|Home | About | Journals | Submit | Contact Us | Français|
An 8-day-old female presented with abdominal distension, anuria and a translucent membrane protruding from the vagina. Clinical examination revealed a palpable abdomino-pelvic fluctuant mass lesion. On perineal examination, a translucent bulge was seen and increased in size when the neonate cried or when pressure was exerted on the abdominal mass (Figure 1). Differential diagnoses considered were imperforate hymen, urethral prolapse and prolapsed ureterocoele. Ultrasound of the abdomen revealed a large abdomino-pelvic cystic mass lesion containing mobile internal debris (Figure 2). Bilateral moderate hydronephrosis was also seen. Diagnosis of imperforate hymen causing hydrometrocolpos, anuria and bilateral hydronephrosis was made.
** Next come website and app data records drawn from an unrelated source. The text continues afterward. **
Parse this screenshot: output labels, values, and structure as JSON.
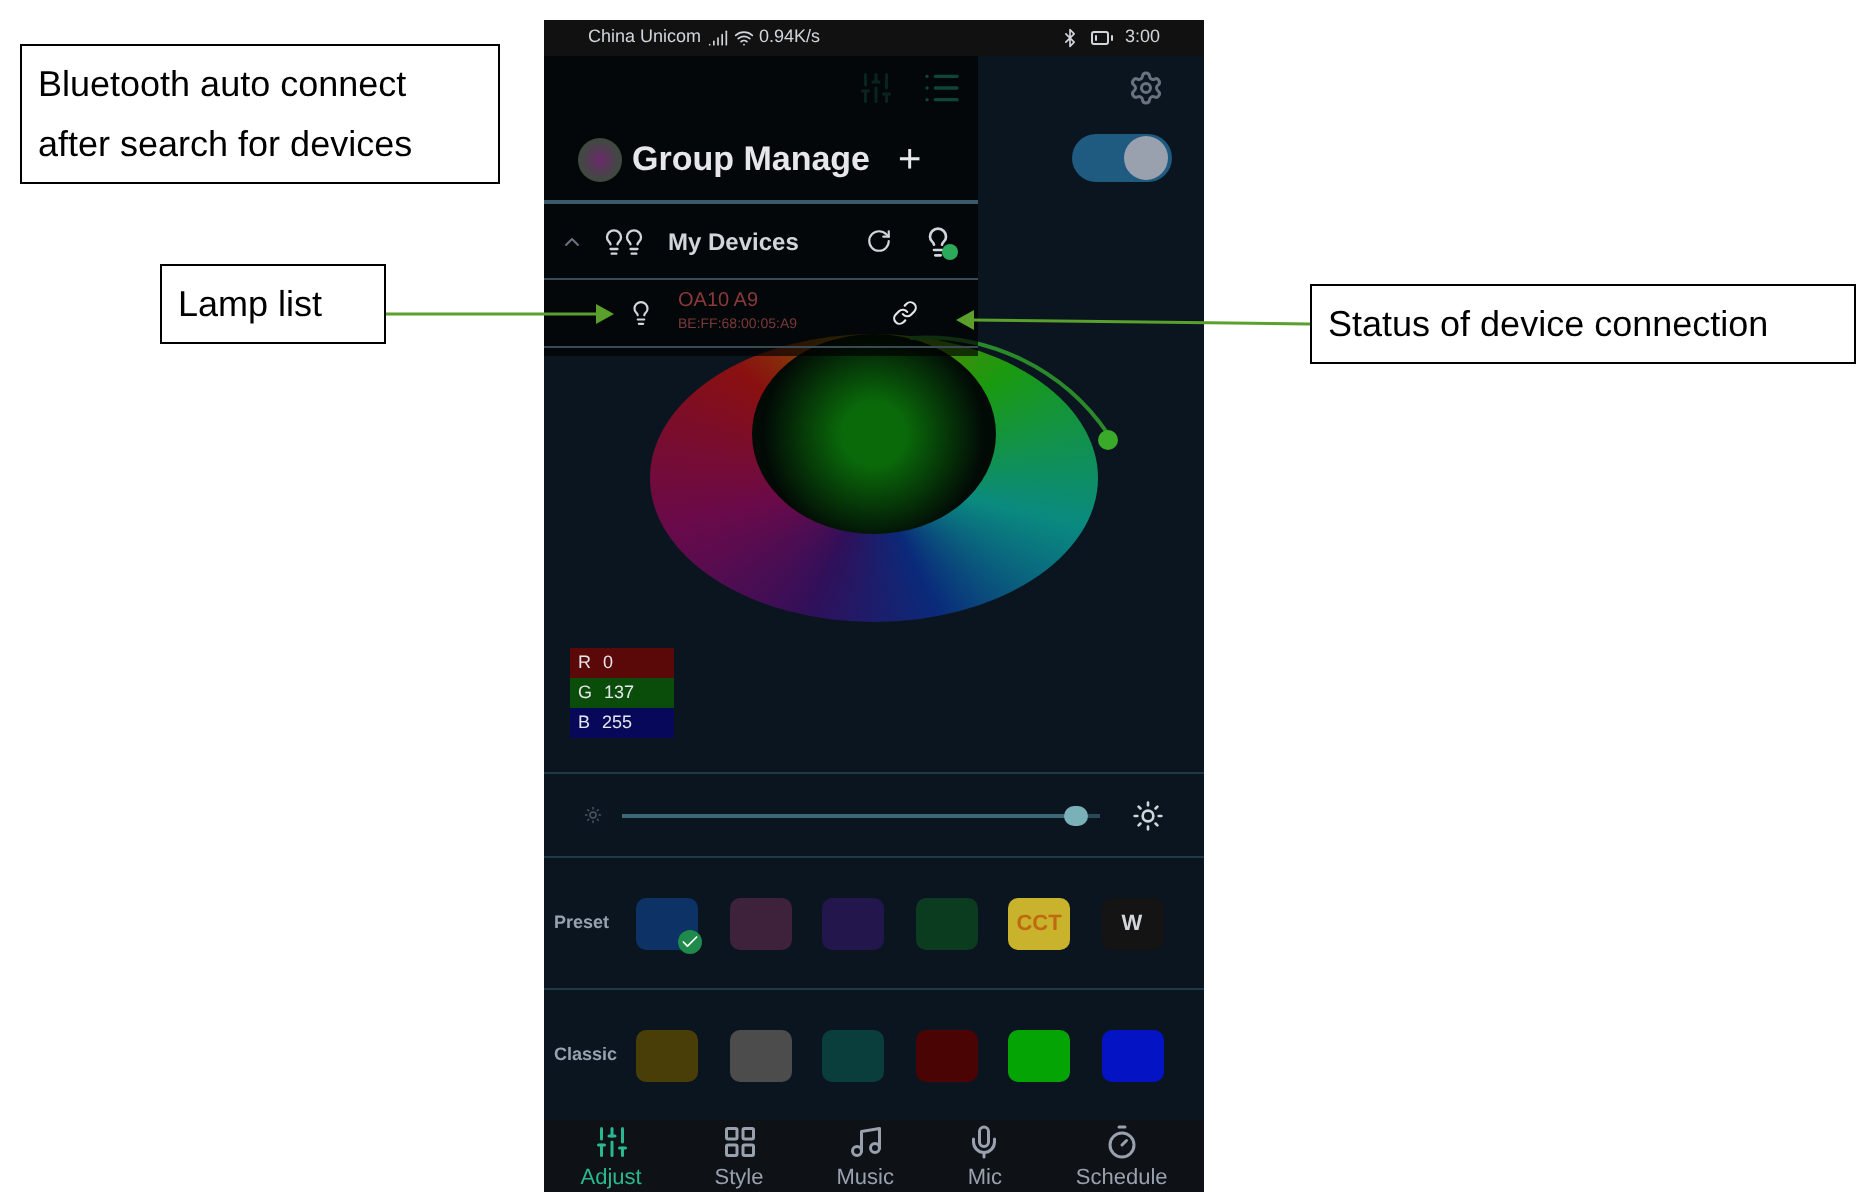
{
  "callouts": [
    {
      "text": "Bluetooth auto connect after search for devices"
    },
    {
      "text": "Lamp list"
    },
    {
      "text": "Status of device connection"
    }
  ],
  "status_bar": {
    "carrier": "China Unicom",
    "speed": "0.94K/s",
    "time": "3:00"
  },
  "power_toggle": {
    "on": true
  },
  "drawer": {
    "title": "Group Manage",
    "add": "+",
    "group": {
      "name": "My Devices",
      "expanded": true,
      "devices": [
        {
          "name": "OA10 A9",
          "address": "BE:FF:68:00:05:A9",
          "connected": true
        }
      ]
    }
  },
  "rgb": [
    {
      "channel": "R",
      "value": "0",
      "color": "#5a0808"
    },
    {
      "channel": "G",
      "value": "137",
      "color": "#0a4c0a"
    },
    {
      "channel": "B",
      "value": "255",
      "color": "#08085a"
    }
  ],
  "brightness": {
    "level": 0.95
  },
  "preset": {
    "label": "Preset",
    "swatches": [
      {
        "color": "#0c3266",
        "selected": true
      },
      {
        "color": "#3e223c",
        "selected": false
      },
      {
        "color": "#23164c",
        "selected": false
      },
      {
        "color": "#0c3c20",
        "selected": false
      },
      {
        "color": "#c9b22c",
        "label": "CCT",
        "selected": false
      },
      {
        "color": "#141414",
        "label": "W",
        "selected": false
      }
    ]
  },
  "classic": {
    "label": "Classic",
    "swatches": [
      {
        "color": "#4a3e08"
      },
      {
        "color": "#4c4c4c"
      },
      {
        "color": "#0a3e3c"
      },
      {
        "color": "#4a0404"
      },
      {
        "color": "#04a404"
      },
      {
        "color": "#0414c4"
      }
    ]
  },
  "tabs": [
    {
      "label": "Adjust",
      "selected": true
    },
    {
      "label": "Style",
      "selected": false
    },
    {
      "label": "Music",
      "selected": false
    },
    {
      "label": "Mic",
      "selected": false
    },
    {
      "label": "Schedule",
      "selected": false
    }
  ]
}
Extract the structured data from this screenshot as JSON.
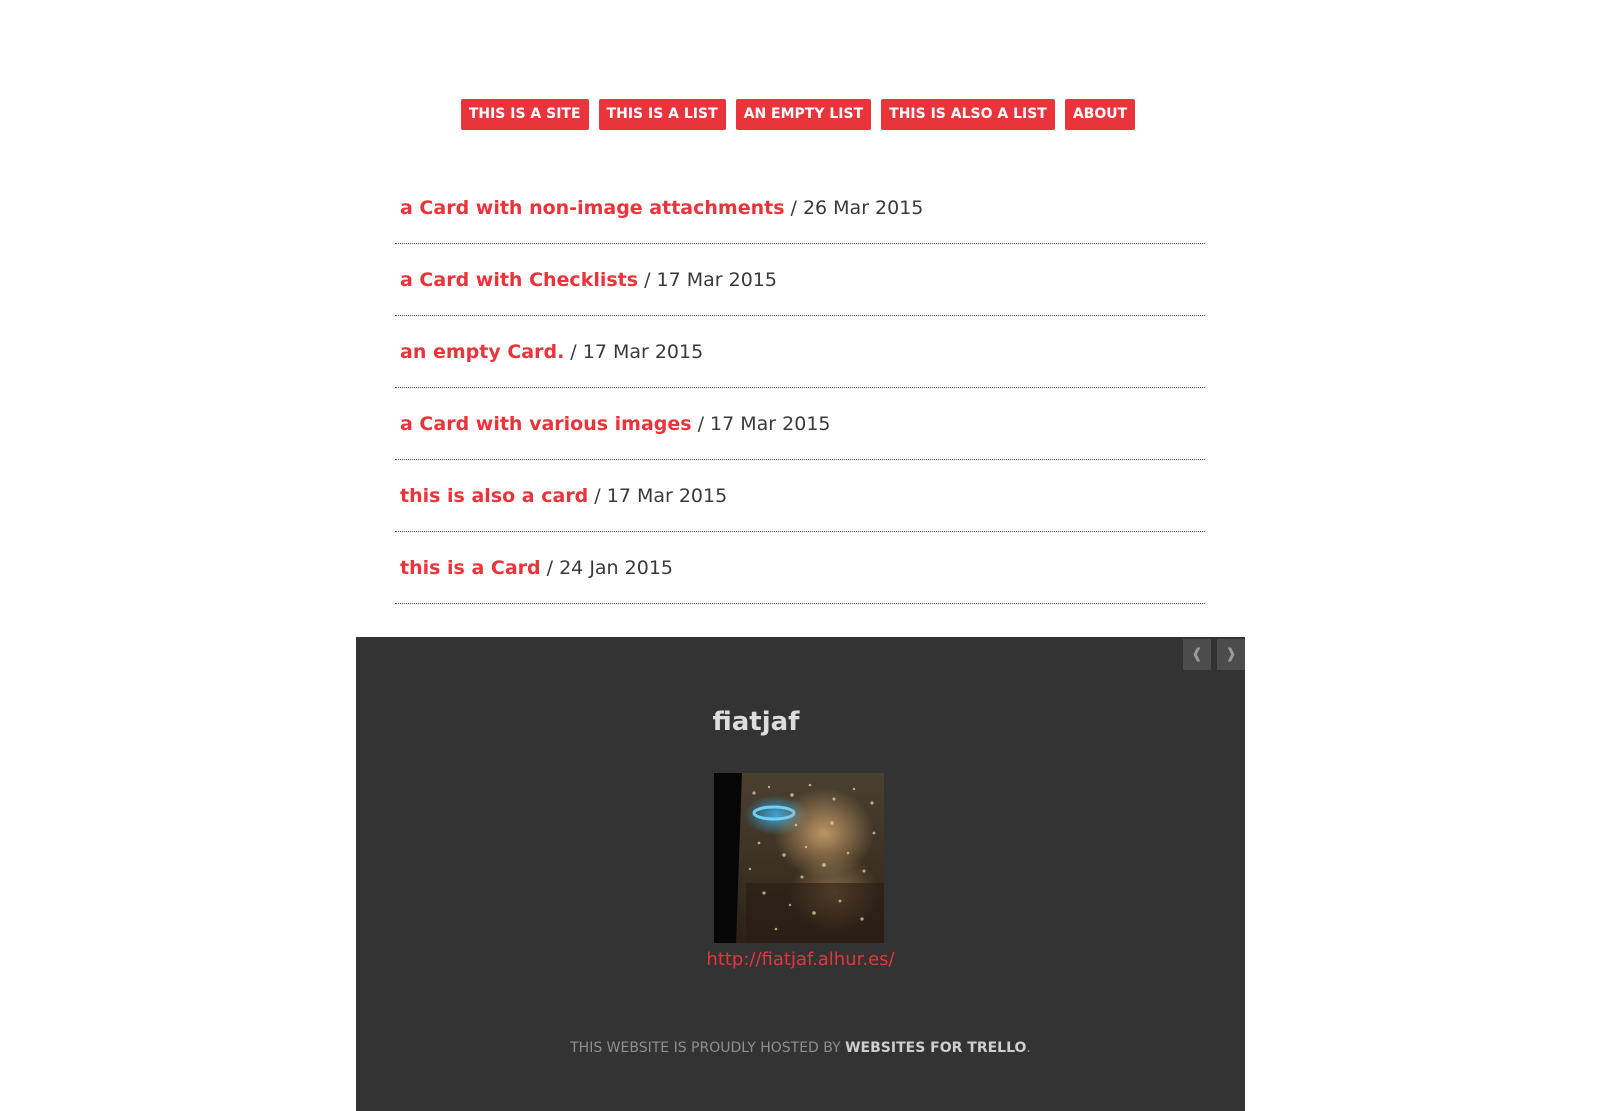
{
  "nav": {
    "items": [
      {
        "label": "THIS IS A SITE"
      },
      {
        "label": "THIS IS A LIST"
      },
      {
        "label": "AN EMPTY LIST"
      },
      {
        "label": "THIS IS ALSO A LIST"
      },
      {
        "label": "ABOUT"
      }
    ]
  },
  "cards": [
    {
      "title": "a Card with non-image attachments",
      "date": "/ 26 Mar 2015"
    },
    {
      "title": "a Card with Checklists",
      "date": "/ 17 Mar 2015"
    },
    {
      "title": "an empty Card.",
      "date": "/ 17 Mar 2015"
    },
    {
      "title": "a Card with various images",
      "date": "/ 17 Mar 2015"
    },
    {
      "title": "this is also a card",
      "date": "/ 17 Mar 2015"
    },
    {
      "title": "this is a Card",
      "date": "/ 24 Jan 2015"
    }
  ],
  "pager": {
    "prev": "❰",
    "next": "❱"
  },
  "profile": {
    "name": "fiatjaf",
    "link": "http://fiatjaf.alhur.es/"
  },
  "footer": {
    "hosted_prefix": "THIS WEBSITE IS PROUDLY HOSTED BY ",
    "hosted_link": "WEBSITES FOR TRELLO",
    "hosted_suffix": "."
  },
  "colors": {
    "accent": "#e8343a",
    "footer_bg": "#333333"
  }
}
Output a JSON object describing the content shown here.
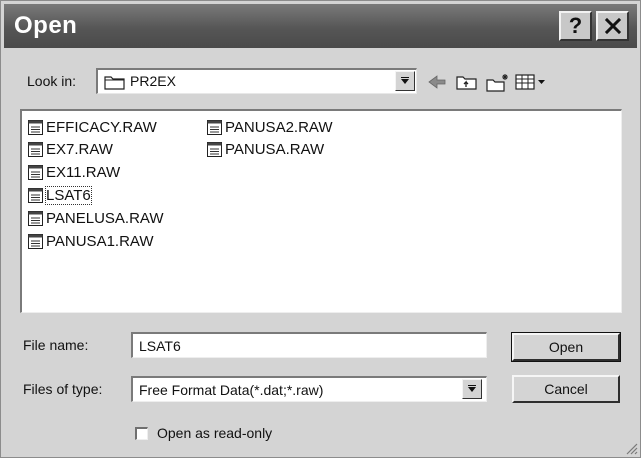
{
  "window": {
    "title": "Open"
  },
  "titlebar_buttons": {
    "help_glyph": "?"
  },
  "look_in": {
    "label": "Look in:",
    "value": "PR2EX"
  },
  "toolbar": {
    "icons": [
      "back-arrow-icon",
      "up-folder-icon",
      "new-folder-icon",
      "view-menu-icon"
    ]
  },
  "files": [
    {
      "name": "EFFICACY.RAW"
    },
    {
      "name": "EX7.RAW"
    },
    {
      "name": "EX11.RAW"
    },
    {
      "name": "LSAT6"
    },
    {
      "name": "PANELUSA.RAW"
    },
    {
      "name": "PANUSA1.RAW"
    },
    {
      "name": "PANUSA2.RAW"
    },
    {
      "name": "PANUSA.RAW"
    }
  ],
  "file_name": {
    "label": "File name:",
    "value": "LSAT6"
  },
  "file_type": {
    "label": "Files of type:",
    "value": "Free Format Data(*.dat;*.raw)"
  },
  "buttons": {
    "open": "Open",
    "cancel": "Cancel"
  },
  "read_only": {
    "label": "Open as read-only",
    "checked": false
  },
  "colors": {
    "titlebar": "#565656",
    "dialog_bg": "#d4d4d4",
    "field_bg": "#ffffff"
  }
}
The bulging membrane was incised and drained 300 mL of fluid. The child improved symptomatically. Hydronephrosis resolved on follow-up ultrasonography. An imperforate hymen causing hydrometrocolpos, bilateral hydronephrosis and associated anuria/urinary retention is extremely rare in the neonatal period.1 Neonatal Hydrometrocolpos secondary to imperforate hymen usually presents soon after birth with a lower abdominal mass and a bulging introitus. Other reported presentations include acute renal failure, respiratory distress, sepsis, and intestinal obstruction.2 Sonographic findings include cystic abdomino-pelvic mass containing debris with posterior acoustic enhancement and hydrosalpinx.3 Hymenectomy through perineal approach is the mainstay of management.1
Reprints available through open access at http://escholarship.org/uc/uciem_westjem